Q: Is the doctrine of in pari delicto applicable in this ejectment case?
CRIMINAL LAW--Second Circuit Applies Defense of in Pari Delicto to Racketeer Influence Corrupt Organization Act Claim--Republic of Iraq v.
Under the doctrine of in pari delicto ("in equal fault"), an auditor cannot lie held liable for negligently failing lo detect wrongdoing or lor even participating in die wrongdoing if the corporation also participated at least equally.
One of the strongest legal weapons available to audit firms sued by shareholders or creditors following revelations of corporate fraud is the defense of in pari delicto, This legal doctrine, over two centuries old, is grounded in the policy that a court should not intercede between two wrongdoers.
To apply in pari delicto, the illegal transaction must have been entered voluntarily and the fault apportioned equally.
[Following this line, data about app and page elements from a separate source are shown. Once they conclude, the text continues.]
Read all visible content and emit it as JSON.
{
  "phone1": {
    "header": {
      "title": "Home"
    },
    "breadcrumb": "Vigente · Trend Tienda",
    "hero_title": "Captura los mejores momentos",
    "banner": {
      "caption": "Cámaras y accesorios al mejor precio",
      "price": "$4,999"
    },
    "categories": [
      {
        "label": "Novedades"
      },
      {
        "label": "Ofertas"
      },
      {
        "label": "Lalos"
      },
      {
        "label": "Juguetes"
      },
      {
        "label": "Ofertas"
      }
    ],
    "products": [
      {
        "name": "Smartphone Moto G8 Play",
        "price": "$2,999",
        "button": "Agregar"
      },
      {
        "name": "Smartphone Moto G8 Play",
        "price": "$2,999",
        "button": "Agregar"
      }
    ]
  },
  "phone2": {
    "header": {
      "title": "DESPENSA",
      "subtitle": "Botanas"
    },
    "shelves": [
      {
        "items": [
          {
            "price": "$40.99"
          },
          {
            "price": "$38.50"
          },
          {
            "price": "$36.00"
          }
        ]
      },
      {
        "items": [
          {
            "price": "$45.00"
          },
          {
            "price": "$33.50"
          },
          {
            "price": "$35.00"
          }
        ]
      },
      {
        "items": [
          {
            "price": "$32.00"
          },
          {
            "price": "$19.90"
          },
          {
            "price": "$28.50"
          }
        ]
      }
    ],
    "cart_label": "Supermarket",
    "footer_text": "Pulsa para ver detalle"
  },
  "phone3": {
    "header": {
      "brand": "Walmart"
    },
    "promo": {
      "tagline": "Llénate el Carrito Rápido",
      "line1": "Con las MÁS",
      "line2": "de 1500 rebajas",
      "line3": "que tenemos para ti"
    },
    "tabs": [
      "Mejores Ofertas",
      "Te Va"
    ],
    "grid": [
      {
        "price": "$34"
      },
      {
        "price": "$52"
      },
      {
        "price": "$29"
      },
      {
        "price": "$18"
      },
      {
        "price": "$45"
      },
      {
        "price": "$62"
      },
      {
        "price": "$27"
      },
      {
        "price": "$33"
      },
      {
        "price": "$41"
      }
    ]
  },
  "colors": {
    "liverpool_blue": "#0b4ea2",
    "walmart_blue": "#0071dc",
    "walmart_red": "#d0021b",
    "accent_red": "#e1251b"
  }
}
In other words, the legislature has eliminated the potential for a defense against a claim brought by an assignee or by his or her initial assignee, based upon the concept of in pari delicto. (27) Conceptually, the in pari delicto defense will apply "where the fault of the parties is mutual, simultaneous and relatively equal, and where the plaintiff is an active, essential, and knowing participant in the unlawful activity." (28) Because agency principles attribute the actions of an officer or employee of a corporation to the corporation itself, acts of the officers or directors alleged in a complaint are attributable to the company.
Responsibility for Sovereign Debt and the In Pari Delicto Defense
In pari delicto potior est conditio defendentis stands for the proposition that "in the case of equal fault, the position of the defendant is stronger."(20) Many attorneys are employing this defense, in the from of a motion under Rule 12(b)(6) of the Federal Rules of Civil Procedure, when charged with negligence or malpractice by a client.
Under the in pari delicto principle, public policy dictates that parties who both transgress the law should not be permitted to profit from their wrongdoing.